Exhibition now on view at
July 17th-August 27th 2021
Artist round table August 14th 2021
Beyond iconophrenzy- image destruction as a tool
See prompts for round table
link to pdf for Bruno Latour’s excerpt ‘What is Iconoclash’
See press release
This project was supported, in part, by Leon, a Foundation for Contemporary Arts Emergency Grant,
Roulette Intermedia, Harvestworks, mediaThe foundation, Beverly Sears Foundation, University of Colorado Boulder
In Bruno Latour’s essay ‘What is Iconoclash or Is there a world beyond the image wars’ he categorizes different political, religious and cultural motivations for image destruction. Rather than analyze the significance of the destruction of images on these levels, I examine the socio-psychological implications of modern iconoclasm. The acceleration of destroying statues is a symptom of globalism and the identity crisis fueled by mass media in an ultra-capitalist era.
In this world of docudramas and fake news, one story can no longer represent one place, one people. Instead, governing histories are toppled as the masses fracture and recombine them for more destruction by another. The collapse of frontiers results in a hybridization of cultural representation. With people’s relationships and vision of the world now fully controlled by mass media, all critical perspective becomes lost. This coupled with the inundation of non-stop digital images 24-7, the hysteria to obliterate the material image as a means of altering dominant narratives emerges. Unable to distinguish faux fiction from non-fiction, parody dissolves into truth and individuals become susceptible to fascism if not participate in it.

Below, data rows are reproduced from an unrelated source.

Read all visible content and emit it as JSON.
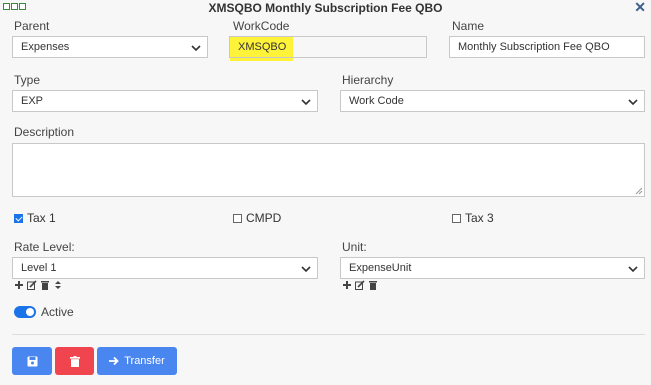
{
  "window": {
    "title": "XMSQBO Monthly Subscription Fee QBO"
  },
  "fields": {
    "parent": {
      "label": "Parent",
      "value": "Expenses"
    },
    "workcode": {
      "label": "WorkCode",
      "value": "XMSQBO"
    },
    "name": {
      "label": "Name",
      "value": "Monthly Subscription Fee QBO"
    },
    "type": {
      "label": "Type",
      "value": "EXP"
    },
    "hierarchy": {
      "label": "Hierarchy",
      "value": "Work Code"
    },
    "description": {
      "label": "Description",
      "value": ""
    },
    "rate_level": {
      "label": "Rate Level:",
      "value": "Level 1"
    },
    "unit": {
      "label": "Unit:",
      "value": "ExpenseUnit"
    }
  },
  "checkboxes": {
    "tax1": {
      "label": "Tax 1",
      "checked": true
    },
    "cmpd": {
      "label": "CMPD",
      "checked": false
    },
    "tax3": {
      "label": "Tax 3",
      "checked": false
    }
  },
  "active": {
    "label": "Active",
    "on": true
  },
  "buttons": {
    "transfer_label": "Transfer"
  },
  "colors": {
    "primary": "#4a86f0",
    "danger": "#f0444f",
    "highlight": "#fff33a",
    "toggle": "#1a73e8"
  }
}
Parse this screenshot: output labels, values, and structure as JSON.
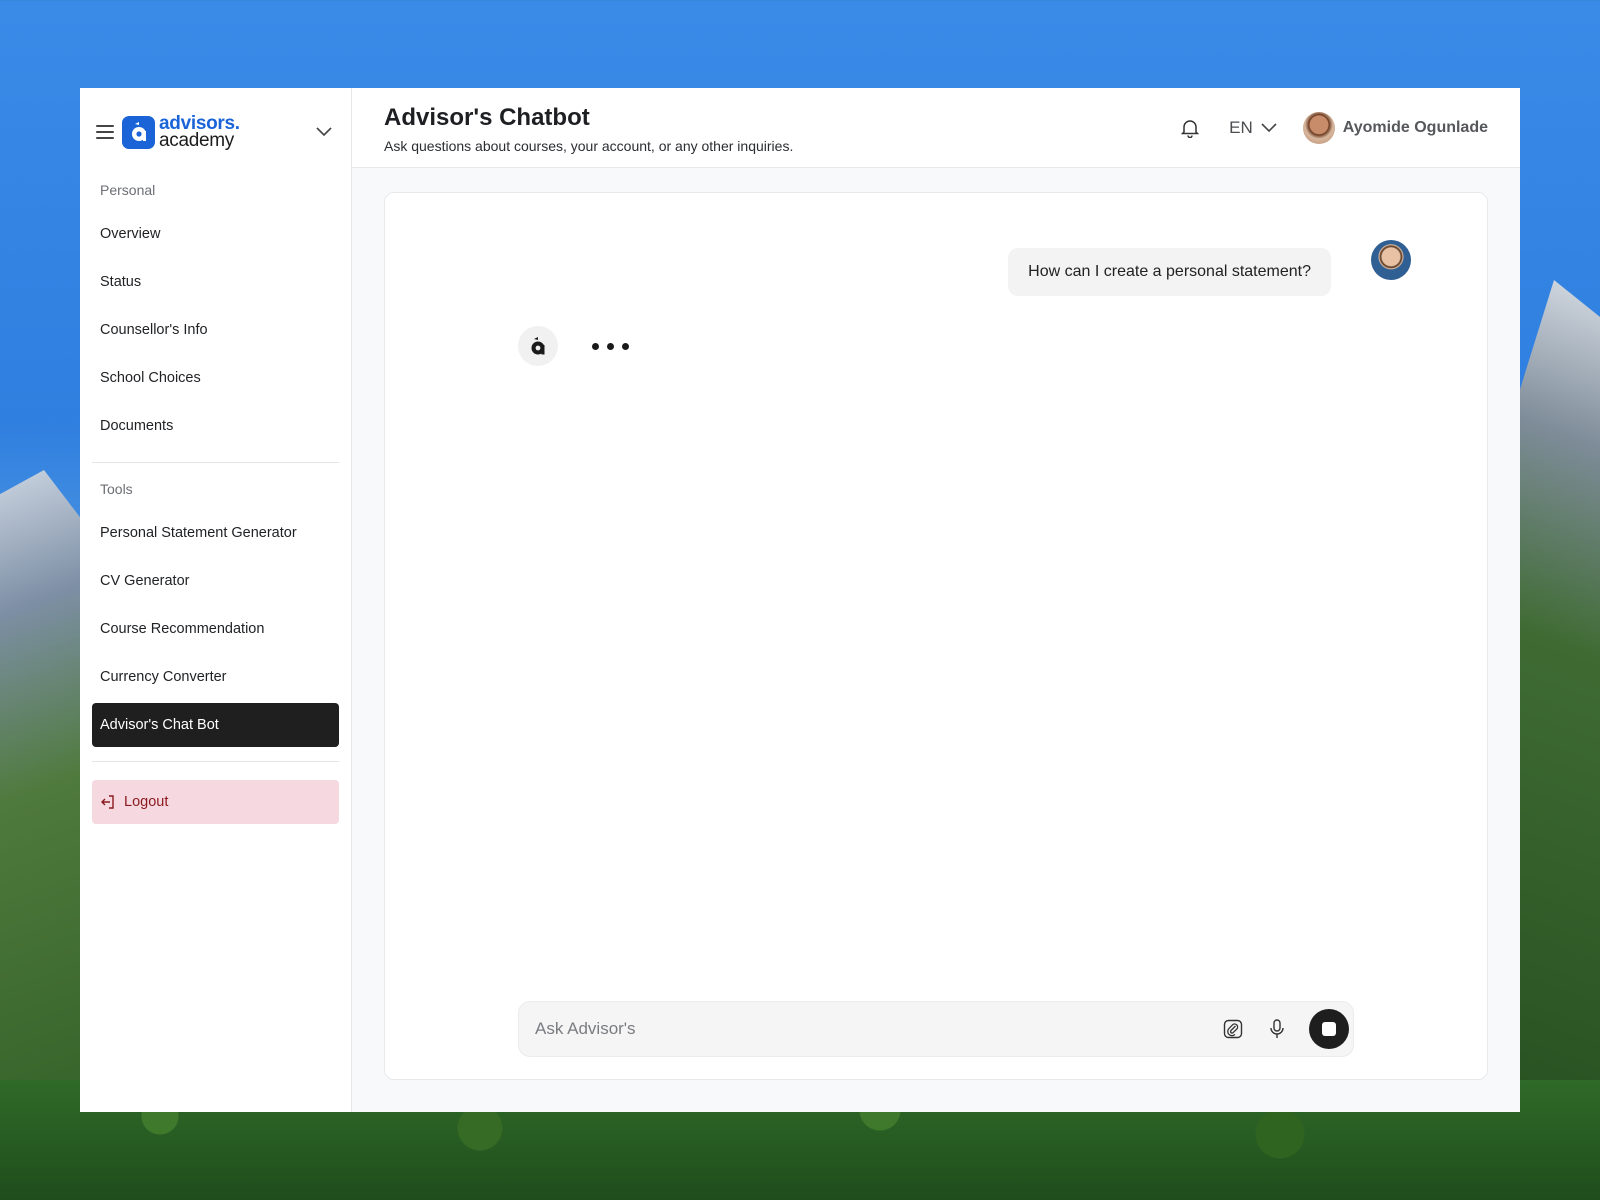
{
  "brand": {
    "line1": "advisors.",
    "line2": "academy"
  },
  "sidebar": {
    "sections": [
      {
        "label": "Personal",
        "items": [
          {
            "label": "Overview"
          },
          {
            "label": "Status"
          },
          {
            "label": "Counsellor's Info"
          },
          {
            "label": "School Choices"
          },
          {
            "label": "Documents"
          }
        ]
      },
      {
        "label": "Tools",
        "items": [
          {
            "label": "Personal Statement Generator"
          },
          {
            "label": "CV Generator"
          },
          {
            "label": "Course Recommendation"
          },
          {
            "label": "Currency Converter"
          },
          {
            "label": "Advisor's Chat Bot",
            "active": true
          }
        ]
      }
    ],
    "logout_label": "Logout"
  },
  "header": {
    "title": "Advisor's Chatbot",
    "subtitle": "Ask questions about courses, your account, or any other inquiries.",
    "language": "EN",
    "user_name": "Ayomide Ogunlade"
  },
  "chat": {
    "messages": [
      {
        "role": "user",
        "text": "How can I create a personal statement?"
      }
    ],
    "bot_typing": true
  },
  "composer": {
    "placeholder": "Ask Advisor's"
  },
  "colors": {
    "brand": "#1a64d8",
    "active_nav": "#1f1f1f",
    "logout_bg": "#f6d9e0",
    "logout_text": "#8a1a1f"
  }
}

The world becomes image-like, a context of scenes and situations. This reversal of the function of images may be called “idolatry,” and we currently see how this comes about: omnipresent technical images have begun magically to restructure “reality” into an image-like scenario. What is involved here is a kind of oblivion. Man forgets that he produces images in order to find his way in the world; he now tries to find his way in images. He no longer deciphers his own images, but lives in their function. Imagination has become hallucination. (Vilém Flusser, 1983)
But what happens with our collective memory after the hammer goes down? The object is erased, but our memories are intact. The disappearance of the image actually points even moreso to its previous existence revivifying that murdered picture in the mental world, or not for the iconoclashgiftsfelders. One solitary collective memory does not exist. Multiple and diverse collective memories are constantly hacking away and eliminating history and the archive. In the age of unreason and ultra-capitalism, how do we go forward in this landscape of no fixed consensus nor authority?